The chart below is a simple measure of over bought and over sold market conditions since 2000.
The market today is as overbought as it has been at the peak of the last two market cycles. It is quite apparent that investors should at least be thinking about the potential of the next mean reversion is likely to occur. However, blending this technical look with the deteriorating economic and fundamental drivers of the market elevates the risk of chasing the equity market here even more precarious.
The concern today is that investors are likely not to return to the stock market casino any time soon - this is bad news for Wall Street as bonuses will have to be cut, employees will have to be laid off and profits will be lower. However, not unlike the after effects of the "Great Depression", there were many investors that never returned to the financial market due to the deep mistrust that Wall Street built between themselves and the retail investor. That mistrust took almost 40 years to repair. It will likely take much longer than the last three years to repair it this time as well.

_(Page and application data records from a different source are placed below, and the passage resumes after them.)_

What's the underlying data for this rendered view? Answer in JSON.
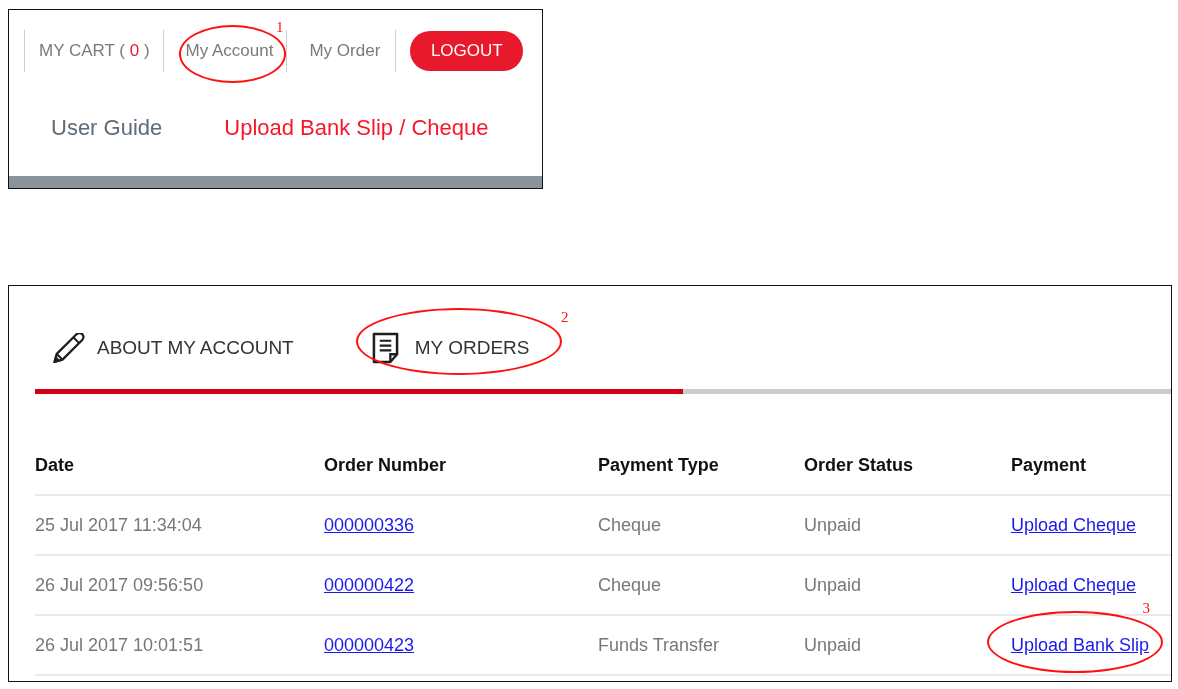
{
  "header": {
    "cart": {
      "label": "MY CART (",
      "count": "0",
      "close": ")"
    },
    "nav_links": [
      {
        "label": "My Account",
        "callout": "1"
      },
      {
        "label": "My Order"
      }
    ],
    "logout_button": "LOGOUT",
    "links": [
      {
        "label": "User Guide",
        "kind": "normal"
      },
      {
        "label": "Upload Bank Slip / Cheque",
        "kind": "accent"
      }
    ]
  },
  "account": {
    "tabs": [
      {
        "label": "ABOUT MY ACCOUNT"
      },
      {
        "label": "MY ORDERS",
        "callout": "2"
      }
    ],
    "tab_indicator": {
      "level": 0.57
    },
    "table": {
      "columns": [
        "Date",
        "Order Number",
        "Payment Type",
        "Order Status",
        "Payment"
      ],
      "rows": [
        {
          "date": "25 Jul 2017 11:34:04",
          "order_number": "000000336",
          "payment_type": "Cheque",
          "status": "Unpaid",
          "payment": "Upload Cheque"
        },
        {
          "date": "26 Jul 2017 09:56:50",
          "order_number": "000000422",
          "payment_type": "Cheque",
          "status": "Unpaid",
          "payment": "Upload Cheque"
        },
        {
          "date": "26 Jul 2017 10:01:51",
          "order_number": "000000423",
          "payment_type": "Funds Transfer",
          "status": "Unpaid",
          "payment": "Upload Bank Slip",
          "callout": "3"
        }
      ]
    }
  }
}
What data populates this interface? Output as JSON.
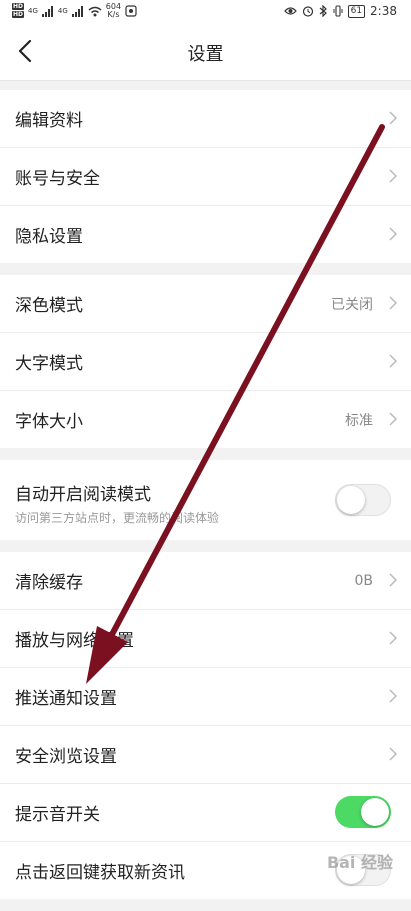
{
  "status_bar": {
    "hd1": "HD",
    "hd2": "HD",
    "net1": "4G",
    "net2": "4G",
    "speed_value": "604",
    "speed_unit": "K/s",
    "battery": "61",
    "time": "2:38"
  },
  "header": {
    "title": "设置"
  },
  "groups": [
    {
      "items": [
        {
          "label": "编辑资料"
        },
        {
          "label": "账号与安全"
        },
        {
          "label": "隐私设置"
        }
      ]
    },
    {
      "items": [
        {
          "label": "深色模式",
          "value": "已关闭"
        },
        {
          "label": "大字模式"
        },
        {
          "label": "字体大小",
          "value": "标准"
        }
      ]
    },
    {
      "items": [
        {
          "label": "自动开启阅读模式",
          "subtitle": "访问第三方站点时，更流畅的阅读体验",
          "toggle": "off"
        }
      ]
    },
    {
      "items": [
        {
          "label": "清除缓存",
          "value": "0B"
        },
        {
          "label": "播放与网络设置"
        },
        {
          "label": "推送通知设置"
        },
        {
          "label": "安全浏览设置"
        },
        {
          "label": "提示音开关",
          "toggle": "on"
        },
        {
          "label": "点击返回键获取新资讯",
          "toggle": "off"
        }
      ]
    }
  ],
  "colors": {
    "toggle_on": "#4cd964",
    "annotation_arrow": "#7a1020"
  },
  "watermark": "Bai 经验"
}
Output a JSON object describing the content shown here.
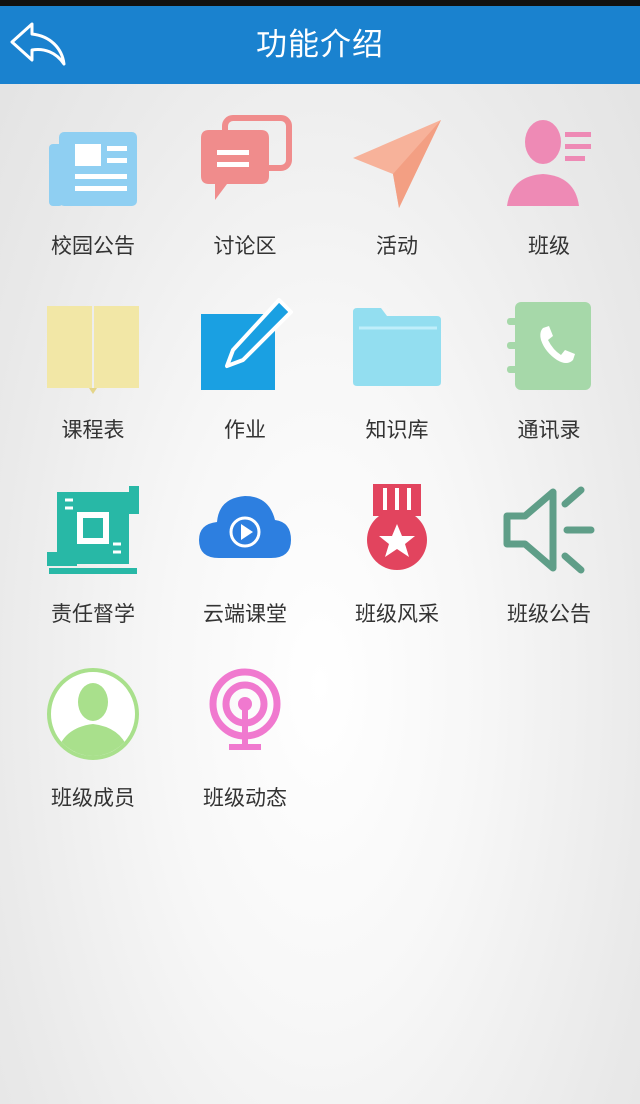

Have investors missed this rally? Obviously. However, there will be other opportunities in the future with far less risk and a greater potential return than exists today. What consistently eludes the Wall Street media machine is that in order for the retail investor to be a buyer when there is "blood in the streets" they had to be a seller when there was "greed in the streets." Where was that article?